4 MINUTE READ | May 9, 2015
AdWords Language Targeting – A Bit of a Beast
At PMG, we have some great global brands that we’re fortunate to run ads with on an international scale. While the setup always seems straightforward, in our world nothing is really as easy as it first seems. If you’re helping brands expand their presence across the globe (in multiple languages to boot!), here are a few things we’ve learned along the way that may help you avoid some trial and error:
Seems counter-intuitive, right? When you choose a language for your ads to target, you’re not choosing the language that users type their search in. You’re literally targeting their language preferences and those can vary widely.
You see, if I’m a native Spanish speaker living in the U.S., my default search engine is “Google.com” because of my location. The language preferences for Google.com are English – so if I make a search in Spanish, the ads will still show in English. This is because Google associates the languages together and determines what you’re trying to actually find, showing you results in the default language settings.
However, if I change my language settings to Spanish….
THEN all of the ads start showing in Spanish. Notice how I’m still on Google.com.
Why is this important? Well, in the U.S. alone, 13% of the population speaks Spanish. And although Google notices when you search in Spanish frequently and gives you a friendly little message to change your search settings….
I’ve got my money on a bet that says 95%+ of the population is too lazy to flip this switch. Why? Because funny enough, the organic results will be in the searched language but the ads won’t. I can still find what I’m looking for in the language that I’m looking for it – just not in the ads.
The same rule applies for other countries as well. Making an English search on “Google.de” will show German ads. Making a Polish search on “Google.co.uk” will show English ads. The list goes on and on, but it doesn’t have to be this way.
If you want Spanish speakers to see Spanish ads, don’t just target Spanish. Instead, target all languages and only associate Spanish queries with those Spanish ads. This guarantees that no matter what Google domain a user is on, and no matter their default language, if they search in Spanish, they’ll see ads in Spanish.
“Well wait!”, you say. “Aren’t some languages similar? How do you prevent overlap?” That’s a great question, since languages like German and English can sometimes result in the same exact query. For example “dallas hotels” or “dallas restaurants” look exactly the same in both languages. For these instances, you’ll have to target the “common queries” to their respective language to ensure that one search doesn’t trigger an ad in the other language.
Still don’t believe us? Believe the Google FAQ.
Keep in mind that if your customers searched in Spanish but their Google interface language settings were set to English, your ads wouldn’t show. That’s why targeting all languages might be helpful.
All of the above points really come to culmination once you realize that when you type in “Google.com” when located in a different country, you will be redirected to the current country’s domain/language.

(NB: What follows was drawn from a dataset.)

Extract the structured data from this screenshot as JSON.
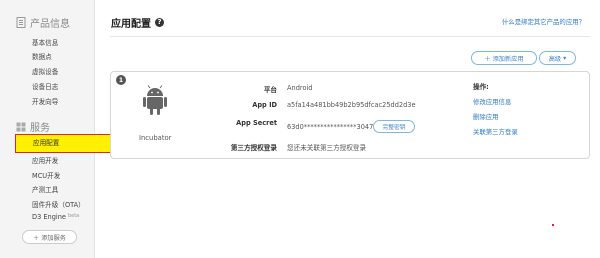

If you don’t target your English keywords and English ads to all languages (thus targeting all Google domains), the rich business traveler in France will never see your ad searching for “dallas tx hotels” for his next business trip. Instead, he’ll see an ad that says “40 Hôtels à Dallas” directing him to site that’s in all French, and that’s just no good.
Stay in touch
Subscribe to our newsletter
While Google is pretty straightforward about how language targeting works, the whole system isn’t the most intuitive and it definitely takes a little while to wrap your head around. Hopefully, being armed with knowledge of these quirks will help save you some headaches in the future and help you spread yours ads all across globe!
Posted by Blake Burch
4 MINUTES READ | November 2, 2021
5 MINUTES READ | October 28, 2021
4 MINUTES READ | August 20, 2021
5 MINUTES READ | June 4, 2021
2 MINUTES READ | April 23, 2021
3 MINUTES READ | February 18, 2021
5 MINUTES READ | October 22, 2020
6 MINUTES READ | October 19, 2020
4 MINUTES READ | October 5, 2020